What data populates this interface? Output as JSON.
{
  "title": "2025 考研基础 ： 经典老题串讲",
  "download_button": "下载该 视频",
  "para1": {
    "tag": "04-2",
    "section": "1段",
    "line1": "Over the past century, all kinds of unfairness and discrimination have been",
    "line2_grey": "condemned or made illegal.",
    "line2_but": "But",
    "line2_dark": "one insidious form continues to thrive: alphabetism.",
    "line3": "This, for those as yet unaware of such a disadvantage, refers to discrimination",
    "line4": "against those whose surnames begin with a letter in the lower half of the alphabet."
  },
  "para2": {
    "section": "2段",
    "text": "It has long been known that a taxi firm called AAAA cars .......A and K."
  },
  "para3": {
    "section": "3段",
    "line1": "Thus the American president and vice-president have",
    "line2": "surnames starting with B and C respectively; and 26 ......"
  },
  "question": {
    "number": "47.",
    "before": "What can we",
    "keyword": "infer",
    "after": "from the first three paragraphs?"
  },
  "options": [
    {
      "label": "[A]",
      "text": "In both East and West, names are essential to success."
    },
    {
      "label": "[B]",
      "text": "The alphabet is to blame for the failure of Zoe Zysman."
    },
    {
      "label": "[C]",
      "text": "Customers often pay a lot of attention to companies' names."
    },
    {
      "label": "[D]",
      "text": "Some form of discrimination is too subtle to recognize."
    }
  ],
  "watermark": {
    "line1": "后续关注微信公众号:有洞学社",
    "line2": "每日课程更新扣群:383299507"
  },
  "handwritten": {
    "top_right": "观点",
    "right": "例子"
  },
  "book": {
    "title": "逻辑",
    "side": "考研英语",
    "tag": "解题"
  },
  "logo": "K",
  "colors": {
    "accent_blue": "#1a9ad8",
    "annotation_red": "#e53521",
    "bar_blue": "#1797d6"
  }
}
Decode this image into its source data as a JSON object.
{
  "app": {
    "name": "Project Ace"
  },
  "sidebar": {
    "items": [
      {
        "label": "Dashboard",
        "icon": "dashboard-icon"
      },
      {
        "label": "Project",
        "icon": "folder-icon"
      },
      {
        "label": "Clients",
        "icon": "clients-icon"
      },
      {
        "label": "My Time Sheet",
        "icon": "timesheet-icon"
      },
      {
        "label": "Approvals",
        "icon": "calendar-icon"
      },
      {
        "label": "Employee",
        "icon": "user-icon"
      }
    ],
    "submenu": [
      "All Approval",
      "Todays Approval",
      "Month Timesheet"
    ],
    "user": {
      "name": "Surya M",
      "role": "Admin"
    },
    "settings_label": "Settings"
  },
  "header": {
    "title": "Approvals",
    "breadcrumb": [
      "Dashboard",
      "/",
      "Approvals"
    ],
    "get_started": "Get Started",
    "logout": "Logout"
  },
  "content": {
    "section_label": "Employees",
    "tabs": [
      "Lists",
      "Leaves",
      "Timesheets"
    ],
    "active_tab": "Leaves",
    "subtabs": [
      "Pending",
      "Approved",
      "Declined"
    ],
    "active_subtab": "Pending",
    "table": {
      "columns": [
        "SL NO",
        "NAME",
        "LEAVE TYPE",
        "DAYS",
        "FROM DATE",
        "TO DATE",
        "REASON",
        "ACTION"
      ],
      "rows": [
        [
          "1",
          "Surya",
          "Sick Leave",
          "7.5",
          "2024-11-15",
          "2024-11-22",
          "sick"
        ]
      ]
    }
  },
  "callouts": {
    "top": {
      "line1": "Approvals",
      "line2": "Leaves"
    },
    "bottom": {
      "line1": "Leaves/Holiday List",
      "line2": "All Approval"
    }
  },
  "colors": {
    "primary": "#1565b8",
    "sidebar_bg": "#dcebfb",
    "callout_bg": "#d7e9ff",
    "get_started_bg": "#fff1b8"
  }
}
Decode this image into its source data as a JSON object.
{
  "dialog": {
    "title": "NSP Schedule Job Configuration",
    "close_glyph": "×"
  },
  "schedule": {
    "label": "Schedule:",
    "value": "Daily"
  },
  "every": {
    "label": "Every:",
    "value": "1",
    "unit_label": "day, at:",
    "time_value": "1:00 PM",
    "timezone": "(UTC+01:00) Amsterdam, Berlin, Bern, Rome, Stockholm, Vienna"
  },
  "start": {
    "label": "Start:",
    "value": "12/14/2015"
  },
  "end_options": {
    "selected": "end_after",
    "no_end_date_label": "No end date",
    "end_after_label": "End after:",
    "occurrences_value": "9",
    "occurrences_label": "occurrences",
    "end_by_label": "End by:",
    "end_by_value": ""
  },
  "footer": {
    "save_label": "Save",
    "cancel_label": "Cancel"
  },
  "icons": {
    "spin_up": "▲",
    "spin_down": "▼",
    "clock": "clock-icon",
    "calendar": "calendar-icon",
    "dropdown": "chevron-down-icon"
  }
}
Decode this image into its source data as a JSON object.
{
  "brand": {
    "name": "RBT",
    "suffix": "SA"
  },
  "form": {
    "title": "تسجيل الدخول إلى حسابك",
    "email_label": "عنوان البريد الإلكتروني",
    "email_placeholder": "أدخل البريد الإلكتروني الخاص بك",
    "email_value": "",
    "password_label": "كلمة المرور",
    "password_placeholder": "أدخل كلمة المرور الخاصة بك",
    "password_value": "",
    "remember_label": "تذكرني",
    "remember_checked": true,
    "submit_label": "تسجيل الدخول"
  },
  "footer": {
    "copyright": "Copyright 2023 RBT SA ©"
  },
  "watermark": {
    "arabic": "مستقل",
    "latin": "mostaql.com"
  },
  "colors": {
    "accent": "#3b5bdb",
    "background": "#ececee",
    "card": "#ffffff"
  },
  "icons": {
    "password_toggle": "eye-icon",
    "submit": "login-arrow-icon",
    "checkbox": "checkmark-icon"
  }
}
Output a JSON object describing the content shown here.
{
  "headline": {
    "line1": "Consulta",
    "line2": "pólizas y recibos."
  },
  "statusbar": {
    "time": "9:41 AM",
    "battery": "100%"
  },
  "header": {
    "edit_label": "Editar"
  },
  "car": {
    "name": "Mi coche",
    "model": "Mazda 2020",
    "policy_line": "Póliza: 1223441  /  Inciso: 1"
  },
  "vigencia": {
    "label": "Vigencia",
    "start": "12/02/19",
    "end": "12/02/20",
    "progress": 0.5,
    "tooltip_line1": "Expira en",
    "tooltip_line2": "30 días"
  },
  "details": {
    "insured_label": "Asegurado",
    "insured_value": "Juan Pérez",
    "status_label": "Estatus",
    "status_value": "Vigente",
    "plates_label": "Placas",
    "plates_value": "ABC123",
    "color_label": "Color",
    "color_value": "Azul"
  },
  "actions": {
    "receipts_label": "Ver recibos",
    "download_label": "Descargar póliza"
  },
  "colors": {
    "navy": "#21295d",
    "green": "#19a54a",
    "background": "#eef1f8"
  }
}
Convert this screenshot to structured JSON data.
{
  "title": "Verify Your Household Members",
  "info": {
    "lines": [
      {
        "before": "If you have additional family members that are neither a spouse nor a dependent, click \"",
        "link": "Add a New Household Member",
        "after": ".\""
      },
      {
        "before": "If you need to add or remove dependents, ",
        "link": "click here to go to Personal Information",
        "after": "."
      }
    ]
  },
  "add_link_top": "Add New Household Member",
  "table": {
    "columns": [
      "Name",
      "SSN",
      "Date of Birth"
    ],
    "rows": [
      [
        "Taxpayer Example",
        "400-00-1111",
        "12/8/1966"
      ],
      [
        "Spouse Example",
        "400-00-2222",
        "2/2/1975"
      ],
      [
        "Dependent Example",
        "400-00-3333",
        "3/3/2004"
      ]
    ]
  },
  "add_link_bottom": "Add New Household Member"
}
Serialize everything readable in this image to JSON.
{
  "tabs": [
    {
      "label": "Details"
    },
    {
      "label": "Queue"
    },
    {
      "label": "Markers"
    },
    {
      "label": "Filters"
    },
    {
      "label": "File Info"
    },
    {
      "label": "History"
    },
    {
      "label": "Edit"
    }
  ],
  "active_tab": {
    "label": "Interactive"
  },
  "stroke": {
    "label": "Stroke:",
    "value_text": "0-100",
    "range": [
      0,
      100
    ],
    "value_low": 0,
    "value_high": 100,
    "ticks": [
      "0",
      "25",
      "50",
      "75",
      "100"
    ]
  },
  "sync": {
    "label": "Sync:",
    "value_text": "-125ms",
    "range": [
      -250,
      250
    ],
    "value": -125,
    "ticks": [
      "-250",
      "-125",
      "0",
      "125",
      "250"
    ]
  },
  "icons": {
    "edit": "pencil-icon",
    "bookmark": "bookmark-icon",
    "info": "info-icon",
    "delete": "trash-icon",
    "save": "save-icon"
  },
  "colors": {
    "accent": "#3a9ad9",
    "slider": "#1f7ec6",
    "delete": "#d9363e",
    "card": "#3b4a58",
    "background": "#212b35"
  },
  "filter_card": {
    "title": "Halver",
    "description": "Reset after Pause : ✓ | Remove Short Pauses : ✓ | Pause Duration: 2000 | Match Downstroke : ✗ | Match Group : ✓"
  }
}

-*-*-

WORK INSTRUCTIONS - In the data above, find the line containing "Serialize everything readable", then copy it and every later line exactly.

OUTPUT FOR THIS EXERCISE -
Serialize everything readable in this image to JSON.
{
  "tabs": [
    {
      "label": "Details"
    },
    {
      "label": "Queue"
    },
    {
      "label": "Markers"
    },
    {
      "label": "Filters"
    },
    {
      "label": "File Info"
    },
    {
      "label": "History"
    },
    {
      "label": "Edit"
    }
  ],
  "active_tab": {
    "label": "Interactive"
  },
  "stroke": {
    "label": "Stroke:",
    "value_text": "0-100",
    "range": [
      0,
      100
    ],
    "value_low": 0,
    "value_high": 100,
    "ticks": [
      "0",
      "25",
      "50",
      "75",
      "100"
    ]
  },
  "sync": {
    "label": "Sync:",
    "value_text": "-125ms",
    "range": [
      -250,
      250
    ],
    "value": -125,
    "ticks": [
      "-250",
      "-125",
      "0",
      "125",
      "250"
    ]
  },
  "icons": {
    "edit": "pencil-icon",
    "bookmark": "bookmark-icon",
    "info": "info-icon",
    "delete": "trash-icon",
    "save": "save-icon"
  },
  "colors": {
    "accent": "#3a9ad9",
    "slider": "#1f7ec6",
    "delete": "#d9363e",
    "card": "#3b4a58",
    "background": "#212b35"
  },
  "filter_card": {
    "title": "Halver",
    "description": "Reset after Pause : ✓ | Remove Short Pauses : ✓ | Pause Duration: 2000 | Match Downstroke : ✗ | Match Group : ✓"
  }
}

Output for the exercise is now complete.